Tick Repellents for the Skin
The use of repellents applied to the skin can reduce your exposure to tick bites. It is important to keep in mind that insect repellents have varying degrees of effectiveness against ticks. Consumer Reports provides effectiveness ratings for both mosquitoes and deer ticks on a number of repellents that contain Picaridin, DEET and essential oils. Though DEET containing products have been shown to be the most effective overall insect repellent for deterring mosquitoes, black flies and gnats; it is only effective at repelling ticks for brief time periods after being applied and then must be re-applied. Some commercial products made with Picaridin, IR3525, as well as Oil of Lemon Eucalyptus have shown higher effectiveness against ticks.
DEET (chemical name: N,N-diethyl-m-toluamide or N,N-diethyl-3-methyl-benzamide). Products containing DEET include, but are not limited to, Off!, Cutter, Sawyer, and Ultrathon.
Picaridin (KBR 3023 [Bayrepel] and icaridin outside the US; chemical name: 2-(2-hydroxyethyl)-1-piperidinecarboxylic acid 1-methylpropyl ester). Products containing picaridin include, but are not limited to, Cutter Advanced, Skin So Soft Bug Guard Plus, and Autan (outside the US).
Oil of lemon eucalyptus (OLE) or PMD (chemical name: para-menthane-3,8-diol), the synthesized version of OLE. Products containing OLE and PMD include, but are not limited to, Repel and Off ! Botanicals. This recommendation refers to EPA-registered products containing the active ingredient OLE (or PMD). “Pure” oil of lemon eucalyptus (essential oil not formulated as a repellent) is not recommended; it has not undergone similar, validated testing for safety and efficacy and is not registered with EPA as an insect repellent.

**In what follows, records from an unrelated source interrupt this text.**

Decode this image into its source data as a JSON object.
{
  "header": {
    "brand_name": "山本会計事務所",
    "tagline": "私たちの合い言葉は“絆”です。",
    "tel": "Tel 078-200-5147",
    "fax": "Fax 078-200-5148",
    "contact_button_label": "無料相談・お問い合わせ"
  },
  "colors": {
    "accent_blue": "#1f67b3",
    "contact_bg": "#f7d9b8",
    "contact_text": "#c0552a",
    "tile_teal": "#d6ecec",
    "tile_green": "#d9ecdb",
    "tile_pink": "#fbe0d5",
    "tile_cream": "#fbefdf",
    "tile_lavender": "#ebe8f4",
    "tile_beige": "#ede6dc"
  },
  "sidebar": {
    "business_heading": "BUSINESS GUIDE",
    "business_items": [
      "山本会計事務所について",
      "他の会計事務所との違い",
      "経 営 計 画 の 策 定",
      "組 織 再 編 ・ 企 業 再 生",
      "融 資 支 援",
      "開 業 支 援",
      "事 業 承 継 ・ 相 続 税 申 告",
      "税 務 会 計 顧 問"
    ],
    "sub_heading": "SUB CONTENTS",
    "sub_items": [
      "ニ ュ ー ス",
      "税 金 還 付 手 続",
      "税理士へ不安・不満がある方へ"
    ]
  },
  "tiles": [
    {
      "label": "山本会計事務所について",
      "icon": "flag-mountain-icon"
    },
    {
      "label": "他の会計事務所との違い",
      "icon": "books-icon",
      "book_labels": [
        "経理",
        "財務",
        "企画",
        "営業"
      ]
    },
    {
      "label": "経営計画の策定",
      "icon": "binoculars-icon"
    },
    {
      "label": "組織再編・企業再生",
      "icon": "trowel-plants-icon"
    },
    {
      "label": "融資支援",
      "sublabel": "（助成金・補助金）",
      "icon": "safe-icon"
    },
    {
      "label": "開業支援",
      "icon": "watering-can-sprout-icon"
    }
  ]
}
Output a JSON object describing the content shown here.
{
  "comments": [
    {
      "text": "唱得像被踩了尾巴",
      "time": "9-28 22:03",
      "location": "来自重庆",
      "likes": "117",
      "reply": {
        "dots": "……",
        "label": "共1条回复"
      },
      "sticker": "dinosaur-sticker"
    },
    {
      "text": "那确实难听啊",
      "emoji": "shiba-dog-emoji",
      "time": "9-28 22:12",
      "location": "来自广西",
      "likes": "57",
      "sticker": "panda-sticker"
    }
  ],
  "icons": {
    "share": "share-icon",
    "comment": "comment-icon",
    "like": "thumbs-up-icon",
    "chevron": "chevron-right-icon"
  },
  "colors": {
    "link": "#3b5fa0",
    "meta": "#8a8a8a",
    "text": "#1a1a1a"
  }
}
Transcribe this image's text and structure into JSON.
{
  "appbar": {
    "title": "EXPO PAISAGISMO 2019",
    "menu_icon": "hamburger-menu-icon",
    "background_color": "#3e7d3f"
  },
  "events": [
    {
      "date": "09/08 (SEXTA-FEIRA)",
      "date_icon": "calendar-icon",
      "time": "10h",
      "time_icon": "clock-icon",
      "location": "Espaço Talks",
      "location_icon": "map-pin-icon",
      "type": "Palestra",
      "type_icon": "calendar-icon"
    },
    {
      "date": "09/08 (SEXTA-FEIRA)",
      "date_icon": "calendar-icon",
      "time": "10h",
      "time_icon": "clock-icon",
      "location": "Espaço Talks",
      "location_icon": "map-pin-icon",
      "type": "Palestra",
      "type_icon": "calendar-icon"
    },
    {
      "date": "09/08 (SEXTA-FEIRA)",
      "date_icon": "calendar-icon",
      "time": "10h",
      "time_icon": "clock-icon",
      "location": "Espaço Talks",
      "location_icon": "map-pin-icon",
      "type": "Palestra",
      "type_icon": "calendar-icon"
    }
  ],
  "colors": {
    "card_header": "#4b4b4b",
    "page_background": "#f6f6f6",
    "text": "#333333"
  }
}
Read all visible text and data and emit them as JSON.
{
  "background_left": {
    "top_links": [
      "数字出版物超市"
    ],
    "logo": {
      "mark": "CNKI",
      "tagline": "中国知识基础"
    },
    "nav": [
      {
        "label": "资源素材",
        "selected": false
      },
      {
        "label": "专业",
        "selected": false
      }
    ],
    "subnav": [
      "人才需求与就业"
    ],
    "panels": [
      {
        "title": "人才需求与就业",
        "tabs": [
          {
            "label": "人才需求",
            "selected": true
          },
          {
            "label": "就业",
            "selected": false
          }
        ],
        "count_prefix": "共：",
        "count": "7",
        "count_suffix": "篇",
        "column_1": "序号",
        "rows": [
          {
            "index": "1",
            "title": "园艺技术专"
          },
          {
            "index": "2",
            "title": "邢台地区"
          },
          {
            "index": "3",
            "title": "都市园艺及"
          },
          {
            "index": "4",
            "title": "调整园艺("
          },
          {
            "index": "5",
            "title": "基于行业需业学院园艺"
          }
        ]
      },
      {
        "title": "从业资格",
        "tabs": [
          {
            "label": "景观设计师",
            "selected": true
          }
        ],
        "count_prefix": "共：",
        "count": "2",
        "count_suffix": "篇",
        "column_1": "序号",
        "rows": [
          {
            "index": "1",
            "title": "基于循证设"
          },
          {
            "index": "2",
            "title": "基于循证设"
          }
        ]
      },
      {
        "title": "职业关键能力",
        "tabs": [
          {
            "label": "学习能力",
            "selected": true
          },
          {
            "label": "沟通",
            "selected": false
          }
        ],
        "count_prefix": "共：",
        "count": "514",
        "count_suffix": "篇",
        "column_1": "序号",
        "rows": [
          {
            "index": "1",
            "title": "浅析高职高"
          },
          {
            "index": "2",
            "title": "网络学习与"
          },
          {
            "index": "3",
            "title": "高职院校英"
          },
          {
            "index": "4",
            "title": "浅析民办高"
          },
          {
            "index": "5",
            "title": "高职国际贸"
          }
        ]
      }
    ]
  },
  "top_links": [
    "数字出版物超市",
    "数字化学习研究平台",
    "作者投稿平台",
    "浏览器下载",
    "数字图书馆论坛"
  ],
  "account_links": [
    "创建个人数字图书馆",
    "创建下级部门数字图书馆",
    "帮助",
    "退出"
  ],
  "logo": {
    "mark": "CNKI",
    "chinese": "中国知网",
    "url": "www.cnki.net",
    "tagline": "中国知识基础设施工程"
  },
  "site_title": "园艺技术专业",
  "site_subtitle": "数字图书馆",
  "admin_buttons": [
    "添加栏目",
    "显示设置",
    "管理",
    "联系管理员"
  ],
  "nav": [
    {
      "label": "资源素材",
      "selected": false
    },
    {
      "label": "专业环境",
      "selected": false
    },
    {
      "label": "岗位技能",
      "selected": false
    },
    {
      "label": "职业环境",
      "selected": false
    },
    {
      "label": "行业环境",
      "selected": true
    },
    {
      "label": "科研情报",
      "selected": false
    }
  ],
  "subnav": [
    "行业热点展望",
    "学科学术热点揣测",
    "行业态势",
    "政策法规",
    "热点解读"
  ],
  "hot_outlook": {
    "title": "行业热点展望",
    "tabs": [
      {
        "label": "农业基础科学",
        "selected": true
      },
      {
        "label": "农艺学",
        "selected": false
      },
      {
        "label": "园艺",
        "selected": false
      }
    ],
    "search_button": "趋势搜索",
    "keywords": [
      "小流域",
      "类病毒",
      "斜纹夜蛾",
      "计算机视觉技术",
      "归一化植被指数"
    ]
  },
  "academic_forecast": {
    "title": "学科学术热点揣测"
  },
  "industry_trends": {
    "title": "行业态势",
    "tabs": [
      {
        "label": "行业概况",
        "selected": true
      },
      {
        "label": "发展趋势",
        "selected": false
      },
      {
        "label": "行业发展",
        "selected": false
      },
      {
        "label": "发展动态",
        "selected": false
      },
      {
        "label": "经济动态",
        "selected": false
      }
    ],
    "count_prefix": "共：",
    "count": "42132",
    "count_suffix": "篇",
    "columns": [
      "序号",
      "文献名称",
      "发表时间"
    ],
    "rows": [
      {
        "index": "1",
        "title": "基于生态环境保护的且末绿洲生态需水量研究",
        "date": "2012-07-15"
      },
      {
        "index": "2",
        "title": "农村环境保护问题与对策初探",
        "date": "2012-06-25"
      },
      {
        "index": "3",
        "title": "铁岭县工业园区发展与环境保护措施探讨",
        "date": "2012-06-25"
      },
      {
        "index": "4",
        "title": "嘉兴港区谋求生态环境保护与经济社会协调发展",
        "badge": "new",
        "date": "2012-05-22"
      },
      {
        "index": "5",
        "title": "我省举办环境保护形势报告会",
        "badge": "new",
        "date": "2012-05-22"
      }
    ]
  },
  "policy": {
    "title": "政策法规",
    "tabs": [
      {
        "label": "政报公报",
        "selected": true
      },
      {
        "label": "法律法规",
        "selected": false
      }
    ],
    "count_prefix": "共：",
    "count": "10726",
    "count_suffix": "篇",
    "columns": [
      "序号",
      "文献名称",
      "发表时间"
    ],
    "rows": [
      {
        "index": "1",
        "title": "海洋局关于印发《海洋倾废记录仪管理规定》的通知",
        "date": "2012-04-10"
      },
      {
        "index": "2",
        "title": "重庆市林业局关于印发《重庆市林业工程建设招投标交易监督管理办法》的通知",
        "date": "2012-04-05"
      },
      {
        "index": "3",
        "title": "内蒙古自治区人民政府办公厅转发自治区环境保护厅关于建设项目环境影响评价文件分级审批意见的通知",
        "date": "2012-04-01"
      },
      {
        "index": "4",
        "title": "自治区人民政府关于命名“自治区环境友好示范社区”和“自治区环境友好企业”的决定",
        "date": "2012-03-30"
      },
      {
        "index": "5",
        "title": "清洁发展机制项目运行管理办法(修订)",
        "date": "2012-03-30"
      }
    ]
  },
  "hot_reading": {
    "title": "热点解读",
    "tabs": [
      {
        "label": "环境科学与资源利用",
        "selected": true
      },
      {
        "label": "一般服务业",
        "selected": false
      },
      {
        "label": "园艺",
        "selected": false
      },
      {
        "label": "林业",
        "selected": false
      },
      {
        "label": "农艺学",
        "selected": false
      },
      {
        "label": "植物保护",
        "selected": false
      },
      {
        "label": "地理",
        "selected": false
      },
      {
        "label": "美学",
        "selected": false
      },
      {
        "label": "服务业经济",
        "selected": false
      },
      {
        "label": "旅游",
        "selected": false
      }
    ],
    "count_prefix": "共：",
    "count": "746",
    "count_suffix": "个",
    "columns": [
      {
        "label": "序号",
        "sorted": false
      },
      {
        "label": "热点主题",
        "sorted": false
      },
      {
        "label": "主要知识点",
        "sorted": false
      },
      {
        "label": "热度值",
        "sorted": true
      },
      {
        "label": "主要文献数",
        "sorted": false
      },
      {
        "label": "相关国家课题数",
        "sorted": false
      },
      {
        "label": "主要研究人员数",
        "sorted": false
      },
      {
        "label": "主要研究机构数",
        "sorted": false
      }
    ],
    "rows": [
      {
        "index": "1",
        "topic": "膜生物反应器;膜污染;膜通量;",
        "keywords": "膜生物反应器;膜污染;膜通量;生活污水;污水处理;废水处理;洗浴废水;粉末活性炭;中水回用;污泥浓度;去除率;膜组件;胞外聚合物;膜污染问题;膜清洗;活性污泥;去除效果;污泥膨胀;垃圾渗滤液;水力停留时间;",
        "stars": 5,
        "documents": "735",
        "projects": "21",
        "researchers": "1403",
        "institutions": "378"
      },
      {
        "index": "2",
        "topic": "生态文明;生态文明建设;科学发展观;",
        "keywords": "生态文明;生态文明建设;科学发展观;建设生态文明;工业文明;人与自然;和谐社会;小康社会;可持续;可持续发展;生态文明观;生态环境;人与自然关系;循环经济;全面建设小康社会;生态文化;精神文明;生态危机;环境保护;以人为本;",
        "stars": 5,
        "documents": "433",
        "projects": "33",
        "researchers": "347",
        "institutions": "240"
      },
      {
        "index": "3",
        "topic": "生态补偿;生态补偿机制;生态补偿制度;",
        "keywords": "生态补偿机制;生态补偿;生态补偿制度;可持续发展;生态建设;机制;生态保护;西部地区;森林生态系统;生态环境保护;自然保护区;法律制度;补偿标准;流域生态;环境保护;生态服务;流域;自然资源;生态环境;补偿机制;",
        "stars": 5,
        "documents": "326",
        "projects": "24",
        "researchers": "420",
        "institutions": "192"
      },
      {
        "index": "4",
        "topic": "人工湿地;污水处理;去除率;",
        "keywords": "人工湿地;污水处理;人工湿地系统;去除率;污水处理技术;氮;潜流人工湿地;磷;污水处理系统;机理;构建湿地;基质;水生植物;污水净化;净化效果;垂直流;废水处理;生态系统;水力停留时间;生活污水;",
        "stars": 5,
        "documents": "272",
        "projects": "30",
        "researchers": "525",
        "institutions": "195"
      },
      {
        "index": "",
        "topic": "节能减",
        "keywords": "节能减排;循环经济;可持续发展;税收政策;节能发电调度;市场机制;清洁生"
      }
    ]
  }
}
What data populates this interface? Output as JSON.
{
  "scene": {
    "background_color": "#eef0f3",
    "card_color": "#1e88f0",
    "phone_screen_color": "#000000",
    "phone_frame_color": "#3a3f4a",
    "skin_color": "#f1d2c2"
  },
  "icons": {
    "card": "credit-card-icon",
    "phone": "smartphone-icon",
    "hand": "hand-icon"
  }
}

IR3535 (chemical name: 3-[N-butyl-N-acetyl]-aminopropionic acid, ethyl ester). Products containing IR3535 include, but are not limited to, Skin So Soft Bug Guard Plus Expedition and SkinSmart.
2-undecanone (chemical name: methyl nonyl ketone). The product BioUD contains 2-undecanone.
EPA characterizes the active ingredients DEET and picaridin as “conventional repellents” and OLE, PMD, IR3535, and 2-undecanone as “biopesticide repellents,” which are either derived from or are synthetic versions of natural materials.
Many products are not recommended on young children. The American Academy of Pediatrics provides guidelines for repellent use in children are found here.
The use of repellents can reduce your exposure to ticks, however daily tick checks should be part of your routine every time you go outdoors.